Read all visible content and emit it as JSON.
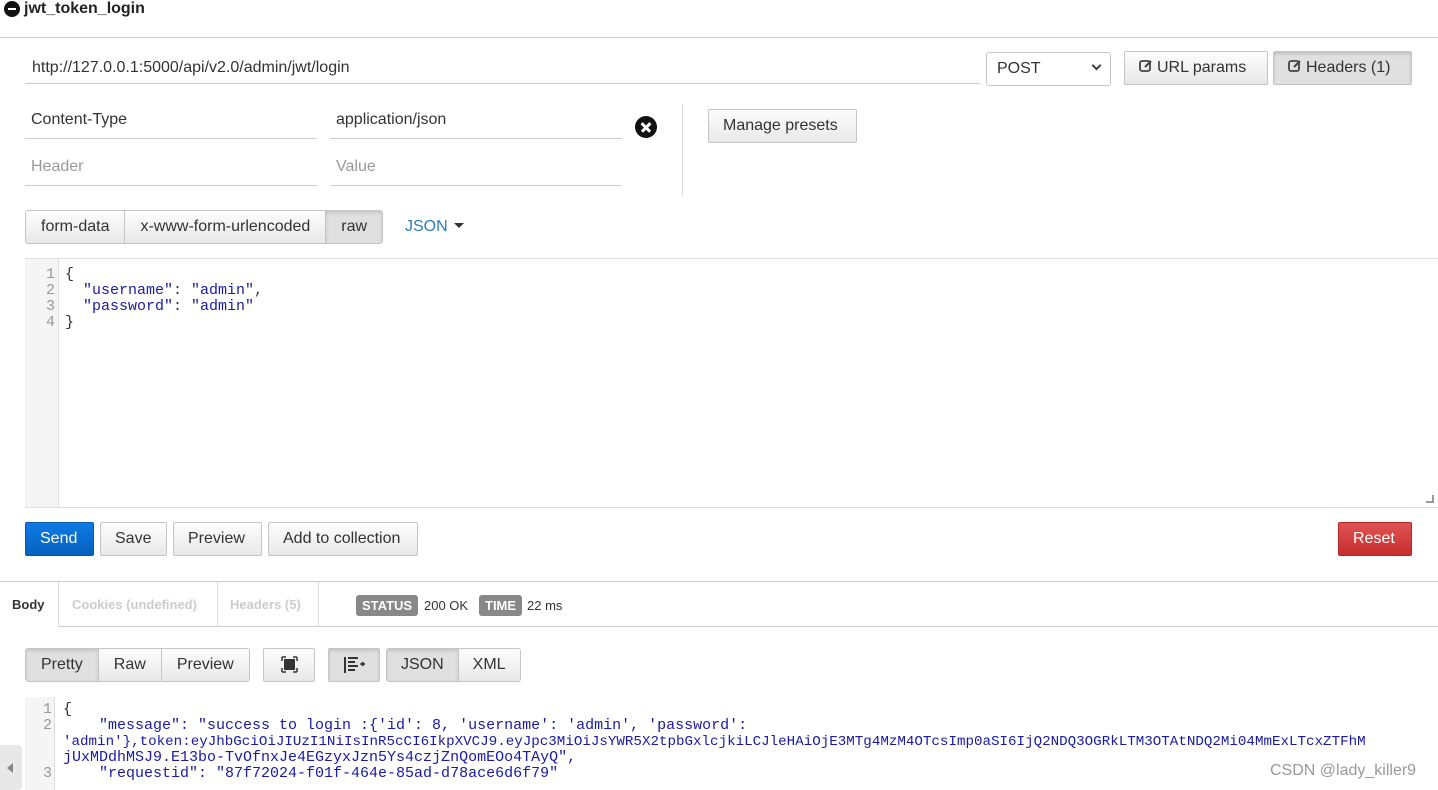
{
  "request": {
    "title": "jwt_token_login",
    "url": "http://127.0.0.1:5000/api/v2.0/admin/jwt/login",
    "method": "POST",
    "url_params_label": "URL params",
    "headers_label": "Headers (1)"
  },
  "headers": {
    "rows": [
      {
        "key": "Content-Type",
        "value": "application/json"
      }
    ],
    "key_placeholder": "Header",
    "value_placeholder": "Value",
    "manage_presets_label": "Manage presets"
  },
  "body_tabs": [
    "form-data",
    "x-www-form-urlencoded",
    "raw"
  ],
  "body_format": "JSON",
  "request_body": {
    "line_numbers": [
      "1",
      "2",
      "3",
      "4"
    ],
    "lines": [
      {
        "prefix": "{",
        "key": "",
        "sep": "",
        "val": "",
        "suffix": ""
      },
      {
        "prefix": "  ",
        "key": "\"username\"",
        "sep": ": ",
        "val": "\"admin\"",
        "suffix": ","
      },
      {
        "prefix": "  ",
        "key": "\"password\"",
        "sep": ": ",
        "val": "\"admin\"",
        "suffix": ""
      },
      {
        "prefix": "}",
        "key": "",
        "sep": "",
        "val": "",
        "suffix": ""
      }
    ]
  },
  "actions": {
    "send": "Send",
    "save": "Save",
    "preview": "Preview",
    "add_to_collection": "Add to collection",
    "reset": "Reset"
  },
  "response": {
    "tabs": [
      "Body",
      "Cookies (undefined)",
      "Headers (5)"
    ],
    "status_label": "STATUS",
    "status_value": "200 OK",
    "time_label": "TIME",
    "time_value": "22 ms",
    "view_tabs": [
      "Pretty",
      "Raw",
      "Preview"
    ],
    "format_tabs": [
      "JSON",
      "XML"
    ],
    "line_numbers": [
      "1",
      "2",
      "",
      "",
      "3"
    ],
    "body_lines": [
      "{",
      "    \"message\": \"success to login :{'id': 8, 'username': 'admin', 'password':",
      "'admin'},token:eyJhbGciOiJIUzI1NiIsInR5cCI6IkpXVCJ9.eyJpc3MiOiJsYWR5X2tpbGxlcjkiLCJleHAiOjE3MTg4MzM4OTcsImp0aSI6IjQ2NDQ3OGRkLTM3OTAtNDQ2Mi04MmExLTcxZTFhM",
      "jUxMDdhMSJ9.E13bo-TvOfnxJe4EGzyxJzn5Ys4czjZnQomEOo4TAyQ\",",
      "    \"requestid\": \"87f72024-f01f-464e-85ad-d78ace6d6f79\""
    ]
  },
  "watermark": "CSDN @lady_killer9",
  "icons": {
    "title": "minus-circle-icon",
    "edit": "edit-icon",
    "remove": "close-circle-icon",
    "fullscreen": "fullscreen-icon",
    "wrap": "wrap-lines-icon"
  }
}
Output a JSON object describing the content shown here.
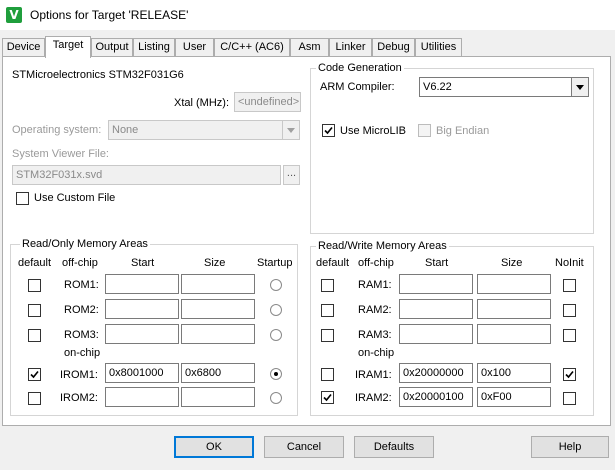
{
  "window": {
    "title": "Options for Target 'RELEASE'",
    "icon": "V"
  },
  "tabs": [
    "Device",
    "Target",
    "Output",
    "Listing",
    "User",
    "C/C++ (AC6)",
    "Asm",
    "Linker",
    "Debug",
    "Utilities"
  ],
  "device": {
    "name": "STMicroelectronics STM32F031G6",
    "xtal_label": "Xtal (MHz):",
    "xtal_value": "<undefined>",
    "os_label": "Operating system:",
    "os_value": "None",
    "svd_label": "System Viewer File:",
    "svd_value": "STM32F031x.svd",
    "svd_browse": "...",
    "custom_file_label": "Use Custom File",
    "custom_file_checked": false
  },
  "code_generation": {
    "title": "Code Generation",
    "compiler_label": "ARM Compiler:",
    "compiler_value": "V6.22",
    "microlib_label": "Use MicroLIB",
    "microlib_checked": true,
    "big_endian_label": "Big Endian",
    "big_endian_checked": false
  },
  "ro_memory": {
    "title": "Read/Only Memory Areas",
    "headers": {
      "default": "default",
      "offchip": "off-chip",
      "start": "Start",
      "size": "Size",
      "startup": "Startup"
    },
    "onchip_label": "on-chip",
    "rows": [
      {
        "name": "ROM1:",
        "start": "",
        "size": "",
        "default": false,
        "startup": false
      },
      {
        "name": "ROM2:",
        "start": "",
        "size": "",
        "default": false,
        "startup": false
      },
      {
        "name": "ROM3:",
        "start": "",
        "size": "",
        "default": false,
        "startup": false
      },
      {
        "name": "IROM1:",
        "start": "0x8001000",
        "size": "0x6800",
        "default": true,
        "startup": true
      },
      {
        "name": "IROM2:",
        "start": "",
        "size": "",
        "default": false,
        "startup": false
      }
    ]
  },
  "rw_memory": {
    "title": "Read/Write Memory Areas",
    "headers": {
      "default": "default",
      "offchip": "off-chip",
      "start": "Start",
      "size": "Size",
      "noinit": "NoInit"
    },
    "onchip_label": "on-chip",
    "rows": [
      {
        "name": "RAM1:",
        "start": "",
        "size": "",
        "default": false,
        "noinit": false
      },
      {
        "name": "RAM2:",
        "start": "",
        "size": "",
        "default": false,
        "noinit": false
      },
      {
        "name": "RAM3:",
        "start": "",
        "size": "",
        "default": false,
        "noinit": false
      },
      {
        "name": "IRAM1:",
        "start": "0x20000000",
        "size": "0x100",
        "default": false,
        "noinit": true
      },
      {
        "name": "IRAM2:",
        "start": "0x20000100",
        "size": "0xF00",
        "default": true,
        "noinit": false
      }
    ]
  },
  "buttons": {
    "ok": "OK",
    "cancel": "Cancel",
    "defaults": "Defaults",
    "help": "Help"
  }
}
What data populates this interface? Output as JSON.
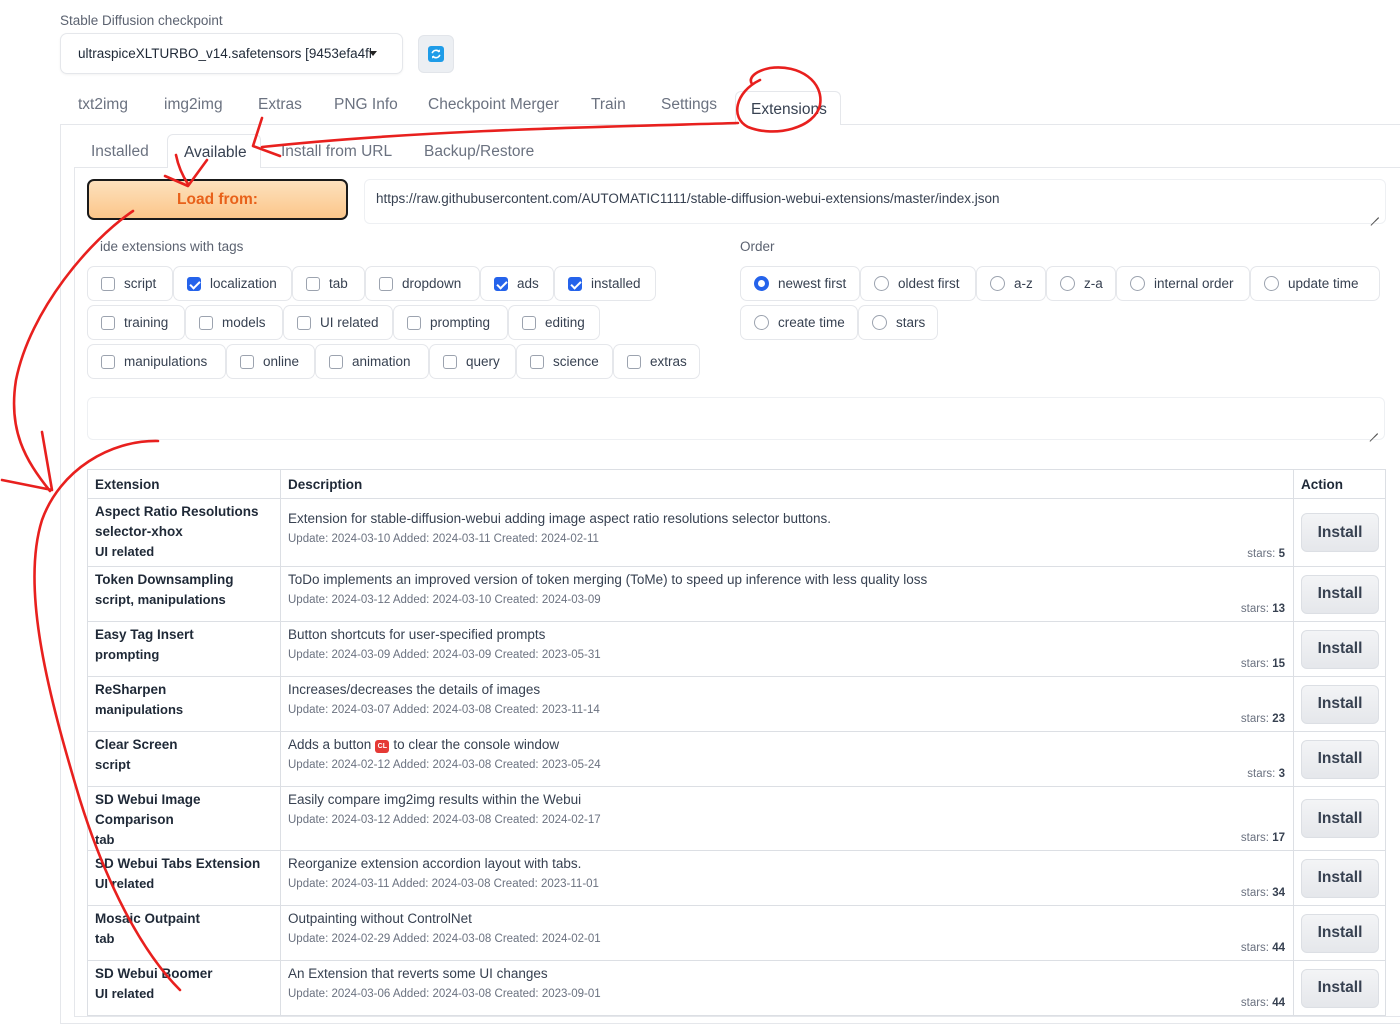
{
  "checkpoint": {
    "label": "Stable Diffusion checkpoint",
    "value": "ultraspiceXLTURBO_v14.safetensors [9453efa4fl"
  },
  "top_tabs": [
    "txt2img",
    "img2img",
    "Extras",
    "PNG Info",
    "Checkpoint Merger",
    "Train",
    "Settings",
    "Extensions"
  ],
  "sub_tabs": [
    "Installed",
    "Available",
    "Install from URL",
    "Backup/Restore"
  ],
  "load_button": "Load from:",
  "url_value": "https://raw.githubusercontent.com/AUTOMATIC1111/stable-diffusion-webui-extensions/master/index.json",
  "hide_tags": {
    "label": "ide extensions with tags",
    "options": [
      {
        "label": "script",
        "checked": false
      },
      {
        "label": "localization",
        "checked": true
      },
      {
        "label": "tab",
        "checked": false
      },
      {
        "label": "dropdown",
        "checked": false
      },
      {
        "label": "ads",
        "checked": true
      },
      {
        "label": "installed",
        "checked": true
      },
      {
        "label": "training",
        "checked": false
      },
      {
        "label": "models",
        "checked": false
      },
      {
        "label": "UI related",
        "checked": false
      },
      {
        "label": "prompting",
        "checked": false
      },
      {
        "label": "editing",
        "checked": false
      },
      {
        "label": "manipulations",
        "checked": false
      },
      {
        "label": "online",
        "checked": false
      },
      {
        "label": "animation",
        "checked": false
      },
      {
        "label": "query",
        "checked": false
      },
      {
        "label": "science",
        "checked": false
      },
      {
        "label": "extras",
        "checked": false
      }
    ]
  },
  "order": {
    "label": "Order",
    "options": [
      "newest first",
      "oldest first",
      "a-z",
      "z-a",
      "internal order",
      "update time",
      "create time",
      "stars"
    ],
    "selected": "newest first"
  },
  "table": {
    "headers": [
      "Extension",
      "Description",
      "Action"
    ],
    "rows": [
      {
        "name": "Aspect Ratio Resolutions selector-xhox",
        "tags": "UI related",
        "desc": "Extension for stable-diffusion-webui adding image aspect ratio resolutions selector buttons.",
        "meta": "Update: 2024-03-10 Added: 2024-03-11 Created: 2024-02-11",
        "stars_label": "stars:",
        "stars": "5",
        "action": "Install"
      },
      {
        "name": "Token Downsampling",
        "tags": "script, manipulations",
        "desc": "ToDo implements an improved version of token merging (ToMe) to speed up inference with less quality loss",
        "meta": "Update: 2024-03-12 Added: 2024-03-10 Created: 2024-03-09",
        "stars_label": "stars:",
        "stars": "13",
        "action": "Install"
      },
      {
        "name": "Easy Tag Insert",
        "tags": "prompting",
        "desc": "Button shortcuts for user-specified prompts",
        "meta": "Update: 2024-03-09 Added: 2024-03-09 Created: 2023-05-31",
        "stars_label": "stars:",
        "stars": "15",
        "action": "Install"
      },
      {
        "name": "ReSharpen",
        "tags": "manipulations",
        "desc": "Increases/decreases the details of images",
        "meta": "Update: 2024-03-07 Added: 2024-03-08 Created: 2023-11-14",
        "stars_label": "stars:",
        "stars": "23",
        "action": "Install"
      },
      {
        "name": "Clear Screen",
        "tags": "script",
        "desc_before": "Adds a button",
        "badge": "CL",
        "desc_after": "to clear the console window",
        "meta": "Update: 2024-02-12 Added: 2024-03-08 Created: 2023-05-24",
        "stars_label": "stars:",
        "stars": "3",
        "action": "Install"
      },
      {
        "name": "SD Webui Image Comparison",
        "tags": "tab",
        "desc": "Easily compare img2img results within the Webui",
        "meta": "Update: 2024-03-12 Added: 2024-03-08 Created: 2024-02-17",
        "stars_label": "stars:",
        "stars": "17",
        "action": "Install"
      },
      {
        "name": "SD Webui Tabs Extension",
        "tags": "UI related",
        "desc": "Reorganize extension accordion layout with tabs.",
        "meta": "Update: 2024-03-11 Added: 2024-03-08 Created: 2023-11-01",
        "stars_label": "stars:",
        "stars": "34",
        "action": "Install"
      },
      {
        "name": "Mosaic Outpaint",
        "tags": "tab",
        "desc": "Outpainting without ControlNet",
        "meta": "Update: 2024-02-29 Added: 2024-03-08 Created: 2024-02-01",
        "stars_label": "stars:",
        "stars": "44",
        "action": "Install"
      },
      {
        "name": "SD Webui Boomer",
        "tags": "UI related",
        "desc": "An Extension that reverts some UI changes",
        "meta": "Update: 2024-03-06 Added: 2024-03-08 Created: 2023-09-01",
        "stars_label": "stars:",
        "stars": "44",
        "action": "Install"
      }
    ]
  },
  "colors": {
    "accent": "#2563eb",
    "load_button_text": "#e8611a",
    "annotation": "#e8201e"
  }
}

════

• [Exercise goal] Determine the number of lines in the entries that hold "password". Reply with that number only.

• [Solution to this task] 2